MPVs are often labelled as a woman’s domain, with the design then promptly reverting to boring and boxy, as if estrogen serves only to dull the aesthetic sense.
The new Orlando’s “bold and aggressive looks”, as GMSA planning VP Ian Nicholls puts it, hopes to transcend the cliche of an MPV being nothing more than a mom’s taxi.
“We are staying miles away from that tag,” says Nicholls.
The Orlando, based on the Cruze platform, is GMSA’s ticket into the MPV segment, as it last had a competitor there with the Opel Zafira, some years ago.
Pricing for the seven-seater Orlando starts at R254 500, with two specification levels available. Both make use of a 1.8 l engine.
“We believe we have a good price point,” says Nicholls.
Competitors to the Orlando are the Toyota Verso and the Mazda 5.
The MPV market has been relatively flat compared with the booming entry-level segment, admits Nicholls, but adds that there is still a market for buyers seeking multiseat vehicles which do not need to venture offroad.
Adding the made-in-Korea Orlando to the Chevrolet stable now allows GMSA to offer a full range of bow-tie products across all segments.
SOME VEHICLE SPECIFICATIONS
MPV should mean exactly that: fit for nearly any purpose, whether it be carrying people, a few mountain bikes or a new big-screen television.
The Orlando allows for all of these options, with the second and third rows of seats folding down independently to allow for a range of interior layouts, including a completely flat load area.
The second row of seats can fold-and-tumble for ease of access to the third row of seats.
With both the second and third rows of seats folded down, the capacity of the Orlando is 1 499 litres. Loaded to the window line the capacity is 856 litres.
Other storage spaces include cup and coin holders for the front seat occupants, as well as document and bottle holders incorporated into the front and rear door side panels. A number of individual compartments are placed in the cargo area as well.
Perhaps the most ingenious of the storage areas is the one placed behind the facia of the audio system, accessible to both driver and front seat passenger. First seen as a gimmick on the original concept car, the Chevrolet interior design team have been able to integrate this feature into the production model as a reasonably large storage area, revealed by flipping up the face of the audio system.
This area is large enough for items such as an MP3 player, sunglasses, or a wallet.

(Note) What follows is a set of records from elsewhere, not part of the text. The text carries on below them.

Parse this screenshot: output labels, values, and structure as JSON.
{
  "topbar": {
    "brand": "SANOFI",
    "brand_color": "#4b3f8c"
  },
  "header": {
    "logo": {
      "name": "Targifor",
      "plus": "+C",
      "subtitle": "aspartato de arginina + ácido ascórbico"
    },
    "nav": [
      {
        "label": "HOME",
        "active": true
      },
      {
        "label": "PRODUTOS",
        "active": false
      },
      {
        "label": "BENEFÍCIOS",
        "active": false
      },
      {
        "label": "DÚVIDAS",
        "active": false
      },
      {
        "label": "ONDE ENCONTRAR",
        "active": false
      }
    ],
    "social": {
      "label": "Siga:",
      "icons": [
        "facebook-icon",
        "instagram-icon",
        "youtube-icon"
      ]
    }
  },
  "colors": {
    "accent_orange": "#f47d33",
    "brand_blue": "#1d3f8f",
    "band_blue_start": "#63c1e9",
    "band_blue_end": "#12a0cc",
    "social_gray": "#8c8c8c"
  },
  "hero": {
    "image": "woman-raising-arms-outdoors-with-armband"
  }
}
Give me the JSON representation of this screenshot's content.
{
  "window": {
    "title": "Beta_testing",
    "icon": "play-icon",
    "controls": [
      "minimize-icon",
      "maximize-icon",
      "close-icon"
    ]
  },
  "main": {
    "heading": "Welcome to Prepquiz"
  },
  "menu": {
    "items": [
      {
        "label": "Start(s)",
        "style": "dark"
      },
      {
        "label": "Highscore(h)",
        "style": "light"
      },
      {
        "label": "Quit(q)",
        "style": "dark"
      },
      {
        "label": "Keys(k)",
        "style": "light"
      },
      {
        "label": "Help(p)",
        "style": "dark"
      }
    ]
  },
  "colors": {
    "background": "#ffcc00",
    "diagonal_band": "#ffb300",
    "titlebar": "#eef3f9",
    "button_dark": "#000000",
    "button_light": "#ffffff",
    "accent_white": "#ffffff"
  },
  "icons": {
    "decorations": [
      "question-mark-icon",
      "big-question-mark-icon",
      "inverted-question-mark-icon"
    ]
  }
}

Placed in this storage area is an auxiliary jack for MP3 or iPod connectivity.
The Orlando has six airbags.
The vehicle is powered by a 1.8 l, 16-valve petrol engine with multipoint fuel injection – the same unit used in the Cruze.
Maximum power of 104 kW at 6 200 rpm, and peak torque of 176 Nm at 3 800 rpm.
Drive is via a five-speed manual transmission to the front wheels.
GM engineers measured fuel economy at 7.2 l/100 km for combined cycle operation, with carbon dioxide emissions at 171 g/km.
Two specification levels are available, namely LS and LT.
Standard items on the LS trim level include alloy wheels, power steering, height and depth adjustable steering wheel, air conditioner, power side mirrors, rear park assist, cruise control, ABS, electronic stability programme, traction control and brake assist.